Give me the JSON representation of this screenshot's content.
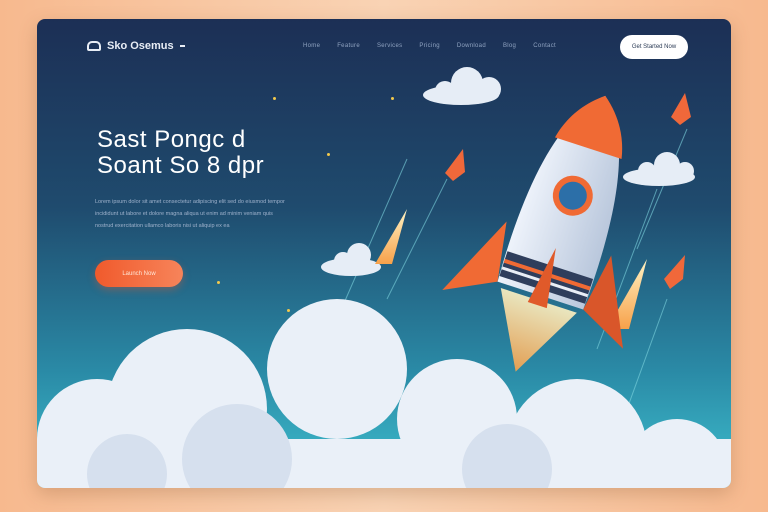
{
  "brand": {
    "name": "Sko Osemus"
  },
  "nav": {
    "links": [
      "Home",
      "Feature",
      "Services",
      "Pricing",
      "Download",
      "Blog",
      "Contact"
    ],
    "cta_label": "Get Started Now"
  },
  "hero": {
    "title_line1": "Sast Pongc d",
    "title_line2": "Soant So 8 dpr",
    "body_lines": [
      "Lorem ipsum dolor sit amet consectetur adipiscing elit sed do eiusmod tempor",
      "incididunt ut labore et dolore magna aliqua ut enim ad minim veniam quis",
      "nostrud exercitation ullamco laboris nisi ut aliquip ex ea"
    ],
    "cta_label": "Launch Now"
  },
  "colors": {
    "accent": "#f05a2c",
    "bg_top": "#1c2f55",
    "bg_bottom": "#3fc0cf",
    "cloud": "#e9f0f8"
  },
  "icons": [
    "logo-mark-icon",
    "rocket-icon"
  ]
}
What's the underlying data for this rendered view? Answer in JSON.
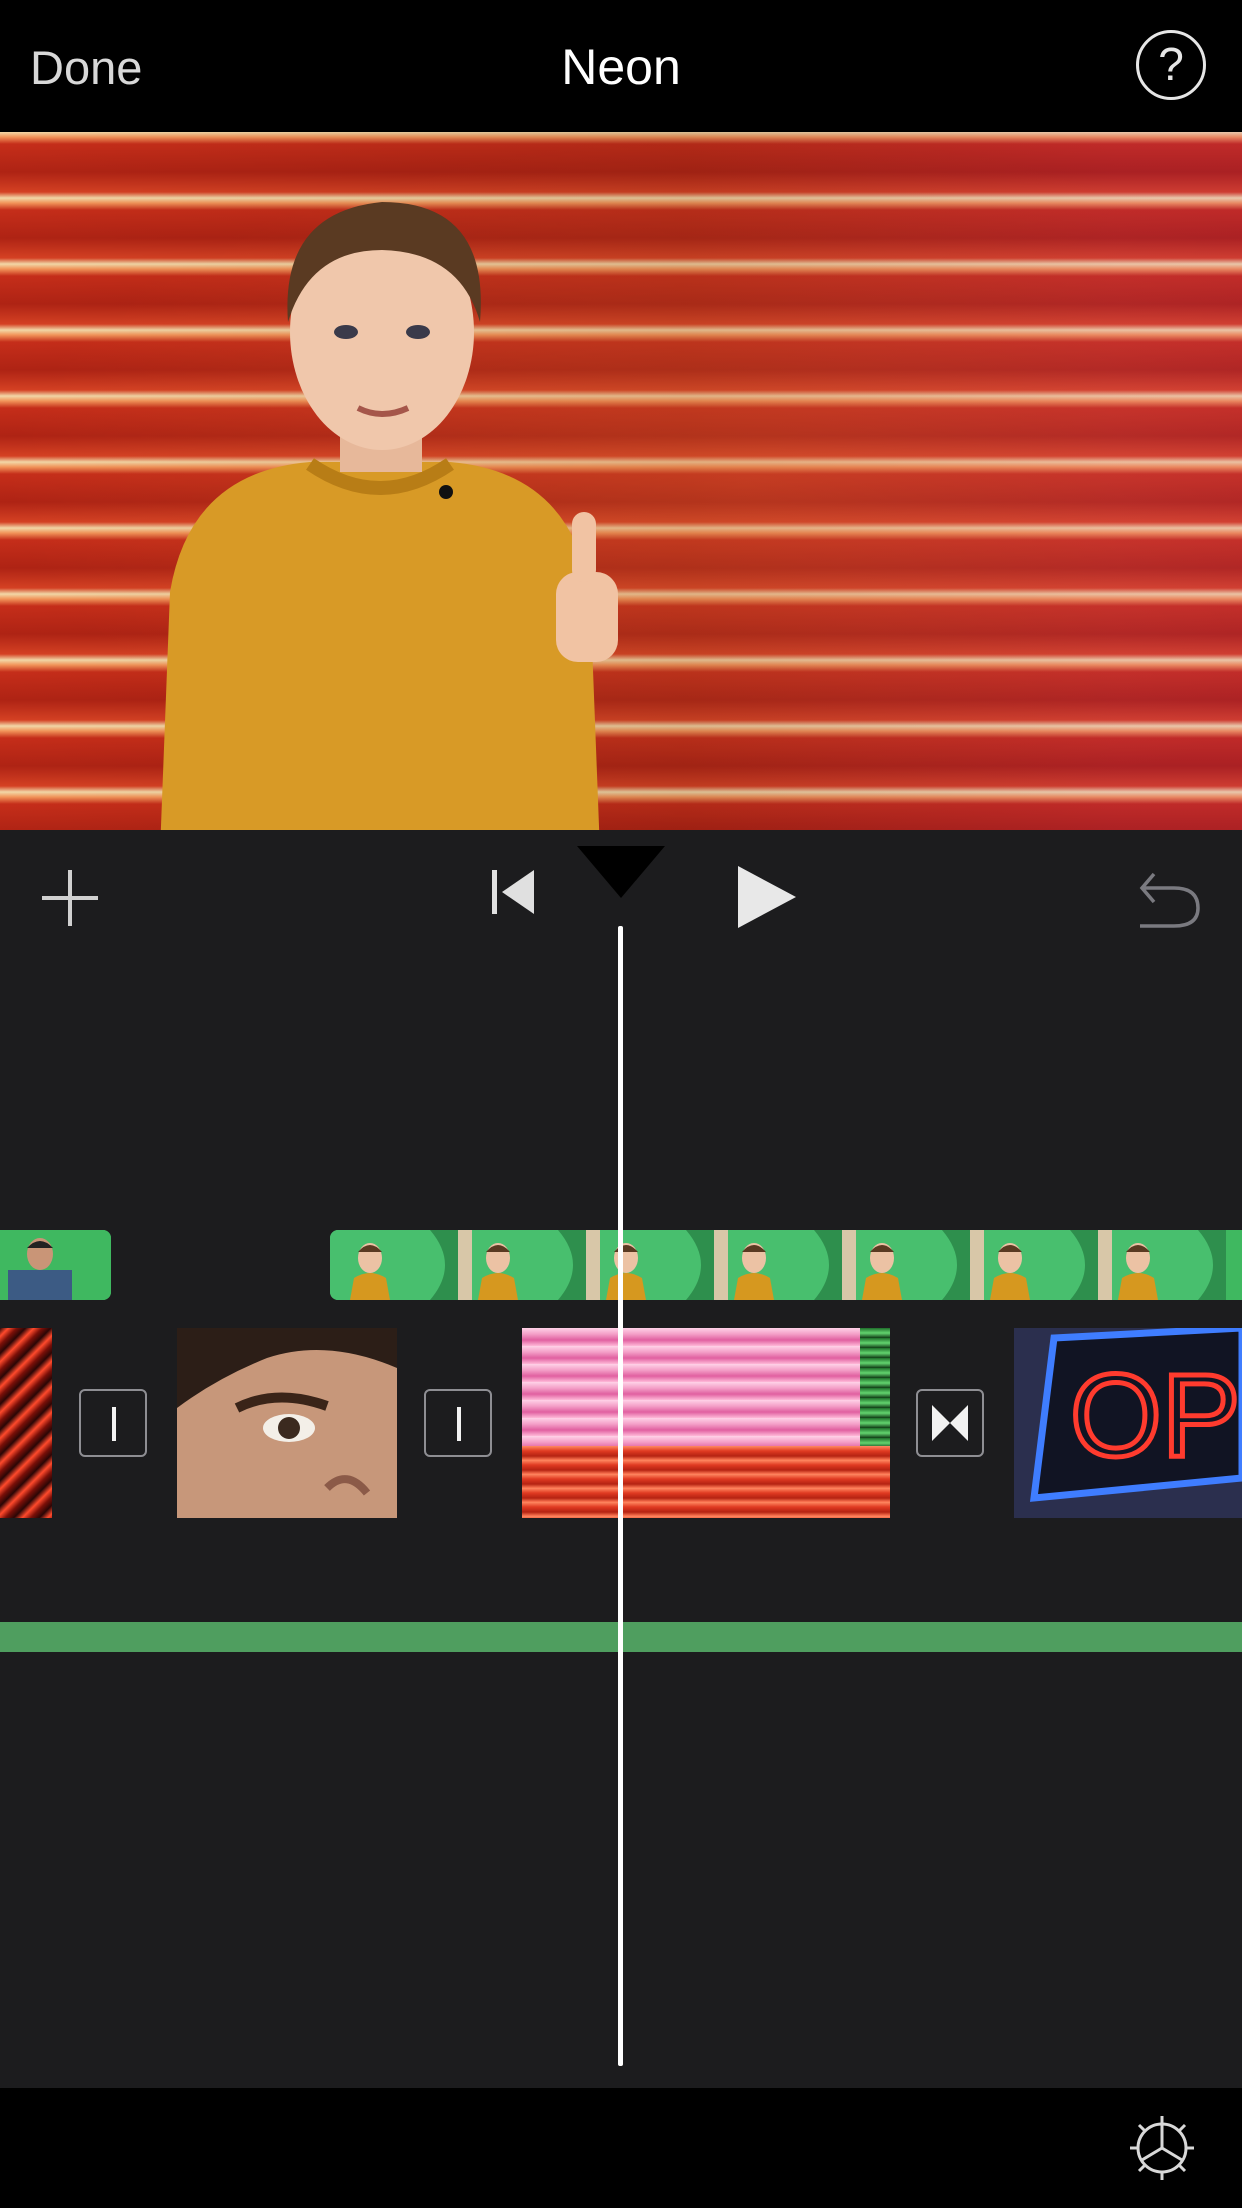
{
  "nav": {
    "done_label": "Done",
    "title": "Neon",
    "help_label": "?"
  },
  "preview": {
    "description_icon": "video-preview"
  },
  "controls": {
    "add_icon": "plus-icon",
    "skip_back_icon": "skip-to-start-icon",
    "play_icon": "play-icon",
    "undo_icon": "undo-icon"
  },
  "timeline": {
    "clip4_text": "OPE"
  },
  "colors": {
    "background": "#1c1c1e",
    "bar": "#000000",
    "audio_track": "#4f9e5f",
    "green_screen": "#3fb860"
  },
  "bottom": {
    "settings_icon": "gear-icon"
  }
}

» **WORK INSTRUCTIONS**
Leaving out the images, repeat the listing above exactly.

» **ANSWER BOX**
Give me the JSON representation of this screenshot's content.
{
  "brand": {
    "name": "Sko Osemus"
  },
  "nav": {
    "links": [
      "Home",
      "Feature",
      "Services",
      "Pricing",
      "Download",
      "Blog",
      "Contact"
    ],
    "cta_label": "Get Started Now"
  },
  "hero": {
    "title_line1": "Sast Pongc d",
    "title_line2": "Soant So 8 dpr",
    "body_lines": [
      "Lorem ipsum dolor sit amet consectetur adipiscing elit sed do eiusmod tempor",
      "incididunt ut labore et dolore magna aliqua ut enim ad minim veniam quis",
      "nostrud exercitation ullamco laboris nisi ut aliquip ex ea"
    ],
    "cta_label": "Launch Now"
  },
  "colors": {
    "accent": "#f05a2c",
    "bg_top": "#1c2f55",
    "bg_bottom": "#3fc0cf",
    "cloud": "#e9f0f8"
  },
  "icons": [
    "logo-mark-icon",
    "rocket-icon"
  ]
}
What's the underlying data for this rendered view? Answer in JSON.
{
  "nav": {
    "done_label": "Done",
    "title": "Neon",
    "help_label": "?"
  },
  "preview": {
    "description_icon": "video-preview"
  },
  "controls": {
    "add_icon": "plus-icon",
    "skip_back_icon": "skip-to-start-icon",
    "play_icon": "play-icon",
    "undo_icon": "undo-icon"
  },
  "timeline": {
    "clip4_text": "OPE"
  },
  "colors": {
    "background": "#1c1c1e",
    "bar": "#000000",
    "audio_track": "#4f9e5f",
    "green_screen": "#3fb860"
  },
  "bottom": {
    "settings_icon": "gear-icon"
  }
}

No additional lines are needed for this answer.